• Problem description: Go through the data and copy every line in which "tear" appears.

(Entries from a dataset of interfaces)
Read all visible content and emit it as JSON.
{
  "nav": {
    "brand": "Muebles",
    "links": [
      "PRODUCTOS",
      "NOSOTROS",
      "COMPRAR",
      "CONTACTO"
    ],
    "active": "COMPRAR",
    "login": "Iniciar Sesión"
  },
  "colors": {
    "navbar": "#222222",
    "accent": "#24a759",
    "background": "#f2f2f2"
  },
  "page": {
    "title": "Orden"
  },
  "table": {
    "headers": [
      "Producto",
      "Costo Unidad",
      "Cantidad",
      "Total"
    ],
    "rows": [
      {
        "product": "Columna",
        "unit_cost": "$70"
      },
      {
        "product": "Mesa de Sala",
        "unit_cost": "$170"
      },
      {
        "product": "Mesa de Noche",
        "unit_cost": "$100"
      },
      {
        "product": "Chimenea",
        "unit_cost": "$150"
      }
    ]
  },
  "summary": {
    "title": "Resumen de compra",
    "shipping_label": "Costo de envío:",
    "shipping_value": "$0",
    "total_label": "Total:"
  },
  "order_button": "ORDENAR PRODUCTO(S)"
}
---
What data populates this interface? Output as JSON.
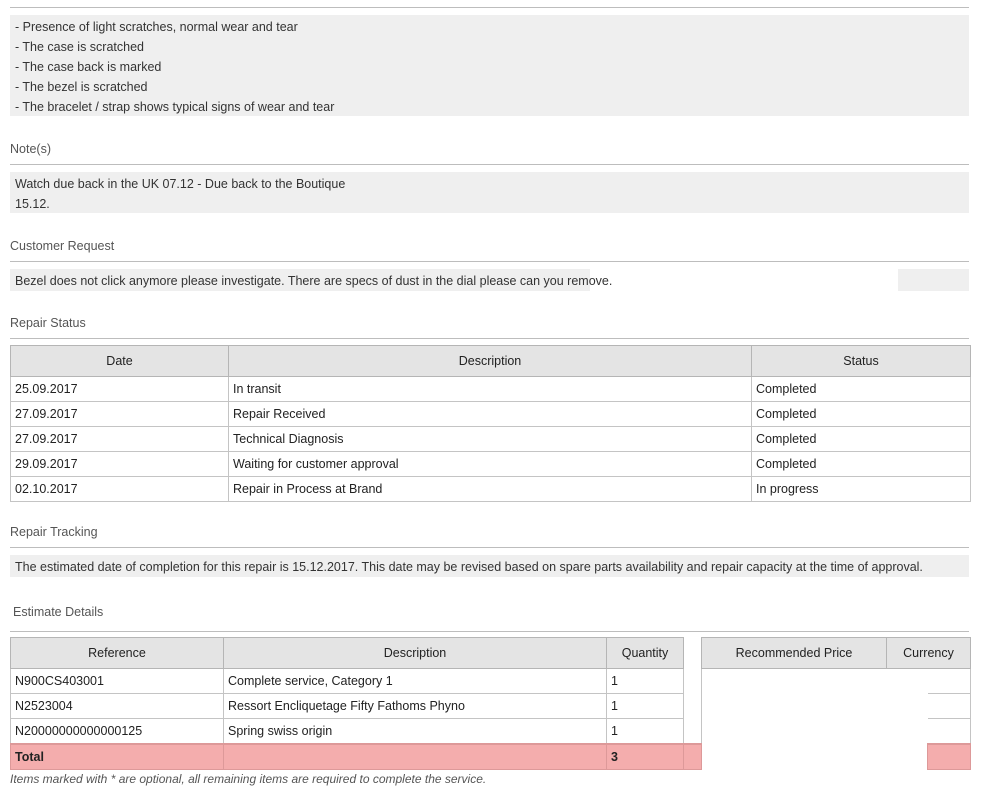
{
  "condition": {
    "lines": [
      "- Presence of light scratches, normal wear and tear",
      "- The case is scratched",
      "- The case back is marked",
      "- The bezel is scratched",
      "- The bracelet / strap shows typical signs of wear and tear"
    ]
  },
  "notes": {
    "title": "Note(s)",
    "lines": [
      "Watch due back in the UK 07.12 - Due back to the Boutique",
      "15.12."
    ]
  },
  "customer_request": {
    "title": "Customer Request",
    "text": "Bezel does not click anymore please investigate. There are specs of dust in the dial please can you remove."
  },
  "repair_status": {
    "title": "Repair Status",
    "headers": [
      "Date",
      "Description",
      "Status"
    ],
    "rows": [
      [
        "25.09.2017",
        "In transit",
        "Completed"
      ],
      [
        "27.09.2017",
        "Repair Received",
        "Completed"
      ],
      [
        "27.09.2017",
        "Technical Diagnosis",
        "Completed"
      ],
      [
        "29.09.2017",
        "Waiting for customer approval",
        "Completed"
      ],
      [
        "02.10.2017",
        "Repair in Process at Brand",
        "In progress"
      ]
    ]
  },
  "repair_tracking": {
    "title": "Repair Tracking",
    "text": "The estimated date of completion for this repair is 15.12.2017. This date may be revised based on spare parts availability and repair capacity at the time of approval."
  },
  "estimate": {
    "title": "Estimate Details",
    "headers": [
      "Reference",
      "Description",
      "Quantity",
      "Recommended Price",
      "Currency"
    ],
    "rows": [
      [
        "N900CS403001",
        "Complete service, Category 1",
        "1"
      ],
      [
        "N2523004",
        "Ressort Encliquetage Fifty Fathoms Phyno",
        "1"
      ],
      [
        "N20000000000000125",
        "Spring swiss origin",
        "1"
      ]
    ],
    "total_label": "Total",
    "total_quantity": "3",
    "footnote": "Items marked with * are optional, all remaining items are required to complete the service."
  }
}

• Answer space:
      "- Presence of light scratches, normal wear and tear",
      "- The bracelet / strap shows typical signs of wear and tear"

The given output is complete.